Deputy police commissioner John Tims said in a statement read by Civil Defence Emergency Management Director Sarah Stuart Black during a press conference that he was briefing families on the plan Thursday afternoon.
GNS volcanologists Graham Leonard said the status of the island known locally as Whakaari was uncertain, volatile and worsening with the probability of a second eruption within the next 24 hours increasing from 40-60 percent for Wednesday to 50-60 percent on Thursday as there is an ongoing and increasing tremor.
“Today is less safe than yesterday and the day before,” he said, adding that GNS has declined to advise police on the mission. “The police make their own decisions.”
Black said she stands by the police and it was their decision to carry out the mission despite the risks involved.
“This is a police decision,” she said. “They will take account of the risk assessment and taken all of those risk factors and informing their decision but at the end of the day it will be their decision and I will support them.”
There are more than 20 government and support agencies providing assistance to the response, Black said, and each is “100 percent committed to the recovery and return of the bodies of those still on the island.”
The death toll has risen to eight after two U.S.-born brothers died from injuries sustained during the Monday eruption.
Matthew, 13, and Ben, 16, Hollander died in hospital. Their parents, Martin and Barbara, are missing, according to the boys’ Knox Grammar School in Australia where they moved to six years ago from Chicago.
Meanwhile, nearly two dozen people remain in the hospital. Forty-seven tourists, including nine Americans, were on the island Monday when it erupted.
Dr. Ashley Bloomfield, New Zealand’s director-general of health, said 21 patients remain in burn wards throughout the country.
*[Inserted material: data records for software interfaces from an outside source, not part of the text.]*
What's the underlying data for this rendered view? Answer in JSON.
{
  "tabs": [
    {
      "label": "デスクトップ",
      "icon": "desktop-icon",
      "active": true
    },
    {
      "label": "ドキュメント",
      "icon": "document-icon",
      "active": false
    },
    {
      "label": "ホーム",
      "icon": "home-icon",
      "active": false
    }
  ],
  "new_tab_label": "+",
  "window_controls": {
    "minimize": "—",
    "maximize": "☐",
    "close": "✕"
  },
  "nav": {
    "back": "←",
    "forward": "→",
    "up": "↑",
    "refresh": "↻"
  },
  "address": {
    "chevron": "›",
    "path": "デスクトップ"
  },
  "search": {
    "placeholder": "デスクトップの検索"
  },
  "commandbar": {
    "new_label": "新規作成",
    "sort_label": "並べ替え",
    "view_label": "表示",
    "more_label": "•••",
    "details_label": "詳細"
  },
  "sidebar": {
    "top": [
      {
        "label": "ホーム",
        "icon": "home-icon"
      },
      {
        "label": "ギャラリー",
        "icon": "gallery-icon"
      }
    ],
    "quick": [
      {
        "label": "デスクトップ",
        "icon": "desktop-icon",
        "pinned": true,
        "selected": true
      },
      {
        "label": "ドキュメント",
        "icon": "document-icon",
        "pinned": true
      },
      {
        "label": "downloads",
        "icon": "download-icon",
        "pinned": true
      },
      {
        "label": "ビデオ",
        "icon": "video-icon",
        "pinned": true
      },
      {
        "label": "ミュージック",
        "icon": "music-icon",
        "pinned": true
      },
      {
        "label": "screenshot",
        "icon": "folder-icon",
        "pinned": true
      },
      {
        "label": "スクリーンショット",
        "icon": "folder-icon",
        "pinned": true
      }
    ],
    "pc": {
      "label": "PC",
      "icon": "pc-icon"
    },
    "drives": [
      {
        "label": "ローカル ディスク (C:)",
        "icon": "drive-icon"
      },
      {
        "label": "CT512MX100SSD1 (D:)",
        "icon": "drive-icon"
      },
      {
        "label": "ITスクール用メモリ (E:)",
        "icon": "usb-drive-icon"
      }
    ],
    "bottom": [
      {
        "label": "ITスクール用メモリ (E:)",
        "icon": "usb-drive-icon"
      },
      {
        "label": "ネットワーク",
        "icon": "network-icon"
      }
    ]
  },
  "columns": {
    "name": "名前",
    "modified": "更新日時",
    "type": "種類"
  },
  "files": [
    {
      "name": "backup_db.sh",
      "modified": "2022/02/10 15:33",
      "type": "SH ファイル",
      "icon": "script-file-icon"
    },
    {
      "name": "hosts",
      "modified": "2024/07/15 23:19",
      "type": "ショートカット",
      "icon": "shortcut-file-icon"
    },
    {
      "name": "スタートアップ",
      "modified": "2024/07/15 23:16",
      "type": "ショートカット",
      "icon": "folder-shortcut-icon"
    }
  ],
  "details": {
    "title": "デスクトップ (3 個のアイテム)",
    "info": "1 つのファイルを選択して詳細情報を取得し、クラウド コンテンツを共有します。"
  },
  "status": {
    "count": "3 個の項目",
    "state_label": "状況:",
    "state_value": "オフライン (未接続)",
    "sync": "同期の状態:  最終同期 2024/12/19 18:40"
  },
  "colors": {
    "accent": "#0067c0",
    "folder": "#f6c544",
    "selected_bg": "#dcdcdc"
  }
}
“They continue to require the highest level of care and a small number are very unwell,” he said.
Seven Australian patients have been repatriated to their home country where they continued to receive medical attention and another six will be returned by medically equipped aircraft within the next 24 hours, significantly reducing the pressure on New Zealand’s taxed burn wards, he said.
Deputy police commissioner Mike Clement said earlier Thursday that a group of scientists and emergency personnel were hashing out a plan to recover the eight bodies still on the island.
“We are all equally committed to finding a solution that safely gets us on to the island so we can recover the people we believed to be deceased on that island and return those people after the identification process to the families,” he said. “That is the highest priority for us.”